> _To do_
Print the listing below a second time, exactly, and omit its images.

> _Input data_
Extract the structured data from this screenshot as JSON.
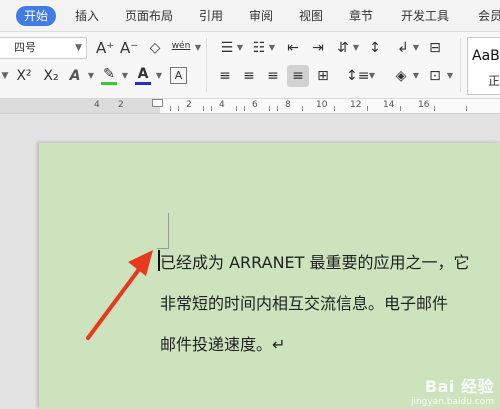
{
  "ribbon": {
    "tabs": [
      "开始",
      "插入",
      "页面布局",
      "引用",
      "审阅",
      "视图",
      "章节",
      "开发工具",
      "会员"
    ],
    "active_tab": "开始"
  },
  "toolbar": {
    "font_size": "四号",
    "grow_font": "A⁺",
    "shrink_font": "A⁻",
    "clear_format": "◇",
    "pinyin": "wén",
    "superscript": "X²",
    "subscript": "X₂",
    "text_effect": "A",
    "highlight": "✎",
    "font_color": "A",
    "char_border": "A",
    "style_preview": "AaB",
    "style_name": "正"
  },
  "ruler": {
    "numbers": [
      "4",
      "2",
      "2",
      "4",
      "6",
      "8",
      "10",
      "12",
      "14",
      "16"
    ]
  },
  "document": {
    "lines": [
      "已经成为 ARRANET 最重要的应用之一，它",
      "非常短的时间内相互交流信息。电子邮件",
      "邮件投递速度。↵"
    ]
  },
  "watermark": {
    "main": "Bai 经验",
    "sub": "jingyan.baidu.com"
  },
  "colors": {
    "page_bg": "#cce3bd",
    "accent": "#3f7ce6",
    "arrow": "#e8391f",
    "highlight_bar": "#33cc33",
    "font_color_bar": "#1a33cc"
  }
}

> _Final answer_
Extract the structured data from this screenshot as JSON.
{
  "ribbon": {
    "tabs": [
      "开始",
      "插入",
      "页面布局",
      "引用",
      "审阅",
      "视图",
      "章节",
      "开发工具",
      "会员"
    ],
    "active_tab": "开始"
  },
  "toolbar": {
    "font_size": "四号",
    "grow_font": "A⁺",
    "shrink_font": "A⁻",
    "clear_format": "◇",
    "pinyin": "wén",
    "superscript": "X²",
    "subscript": "X₂",
    "text_effect": "A",
    "highlight": "✎",
    "font_color": "A",
    "char_border": "A",
    "style_preview": "AaB",
    "style_name": "正"
  },
  "ruler": {
    "numbers": [
      "4",
      "2",
      "2",
      "4",
      "6",
      "8",
      "10",
      "12",
      "14",
      "16"
    ]
  },
  "document": {
    "lines": [
      "已经成为 ARRANET 最重要的应用之一，它",
      "非常短的时间内相互交流信息。电子邮件",
      "邮件投递速度。↵"
    ]
  },
  "watermark": {
    "main": "Bai 经验",
    "sub": "jingyan.baidu.com"
  },
  "colors": {
    "page_bg": "#cce3bd",
    "accent": "#3f7ce6",
    "arrow": "#e8391f",
    "highlight_bar": "#33cc33",
    "font_color_bar": "#1a33cc"
  }
}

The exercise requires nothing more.